One of the coordinators wheeled her right next to me. As he was backing her up she looked over at me, gave a wink and stuck her tongue out at me.
This happened to me recently while visiting my grandmother in a skilled nursing community. My grandmother was at the community because she recently broke her hip. The community was in the town she was born and raised in, so she knew everyone there and right away felt welcomed.
This community had a wonderful activity director. There was something going on every day. The director planned singing, homeschooled children to do arts and crafts with the residents, animals going in and out the rooms. Every time I was there, there was something happening.
One particular day this past holiday season, me and my sister were visiting my grandma. We all went to the common area to watch a man sing and play the guitar. There was around 30-40 people and we got a front row seat.
That’s when I met her.
As the coordinator wheeled her right next to me he says, “Here you go Irene… right next to a handsome young fellow.” This is when she winked. I immediately thought, “O man…she’s going to be a hoot!”
The man with the guitar started playing and was very good. He sang Christmas music, holiday songs, and songs from my grandmother’s generations. Everyone was having fun, even me and my sister.
And boy was Irene having fun. Even though she was bound to her wheelchair, she was moving side to side and shaking her legs back and forth. I thought she was going to get up and dance the night away.
She came alive and was having such a fun time. She keep yelling to the man playing guitar, “God bless you. You’re wonderful. God bless you….(turning to the crowd) He’s good!!!”
He was very entertained by this.
This whole time she kept cocking her head to the side winking at me. Finally, she put her hand on my thigh and whipped herself around to face me. I was half in shock.
She asked, “how old are you.”
I said, “30… Ugh I’m 30 years old.”
She says, “I can’t hear you show me with you hands.”
So I held up a three and a zero and her eyes lit up. She kept saying, “God bless you… you’re a wonderful boy…. God bless you.”
She insisted on telling my grandma how wonderful I was and must have God blessed everyone in there 50 times.
It was truly amazing seeing how familiar music brightened these seniors and made the 92 year old Irene feel like she was 30.
Clearly everyone in that room was feeling good. From my grandmother, me, my sister, to the cradle robbing 92 year old Irene.
Every decision us humans make starts with emotion. This is certainly apparent when you see 90+ year old seniors come to life with a little music.
Are you connecting with prospects on an emotional level?
If humans are emotional creatures, then every communication you have with prospects should connect with them on an emotional level. Whether you’re a skilled nursing community looking to reach out to care givers, or a continuing care retirement community trying to reach the 55-60 crowd.
A caregiver is not just looking for skilled nursing. They’re looking for their life back, relief from the stress of taking care of their parent or spouse, comfort knowing their parent or spouse is getting good care.

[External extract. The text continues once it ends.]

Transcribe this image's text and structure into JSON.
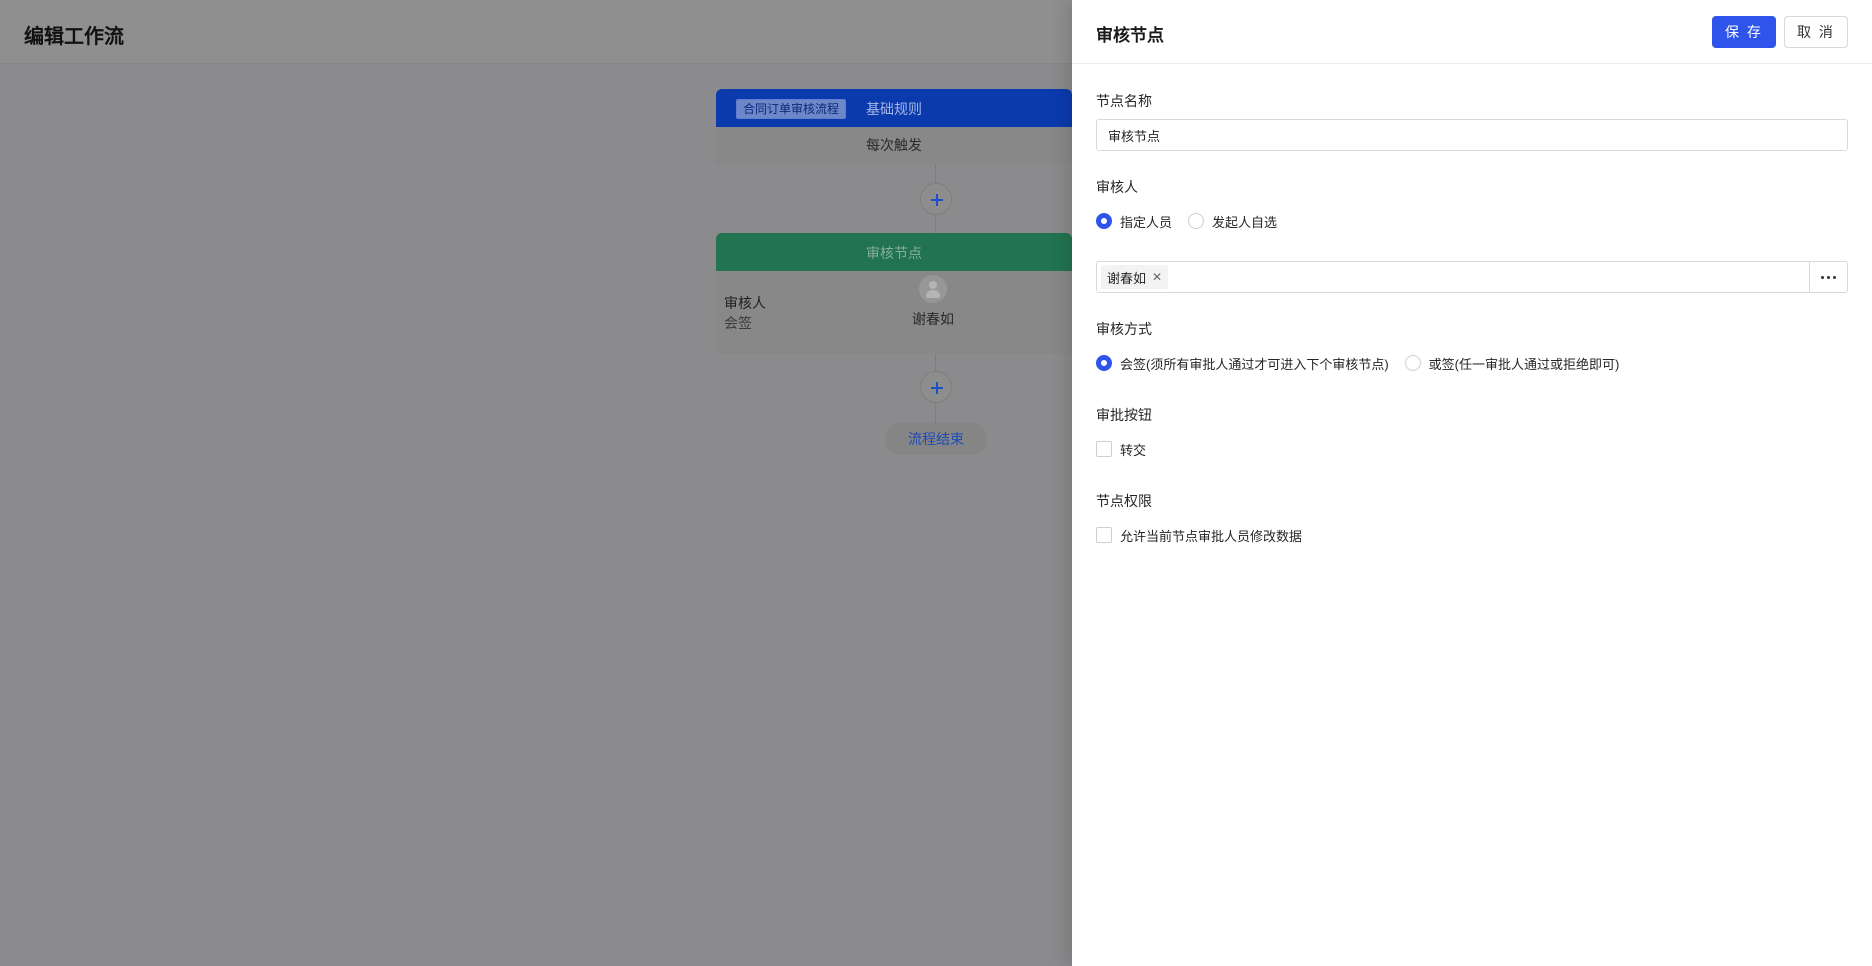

They want the time they spend together to be cherished moments and not spent caring for and worrying.
A couple looking for a continuing care retirement community is looking to relieve themselves from the daily maintenance of a home, be part of an active community, all while knowing their future care needs will be covered.
When you create your advertisements and marketing communications you must appeal to your prospects emotions. Don’t just say you’re a retirement community or skilled nursing community; show the benefits of your community through emotion and story. Imagine you are writing a page out of their diary and put those hot buttons in your messages.
If you take a normal feature based advertisement or communication and zing it up with emotional hot buttons, you can be sure to separate yourself from your competition and watch your response increase dramatically.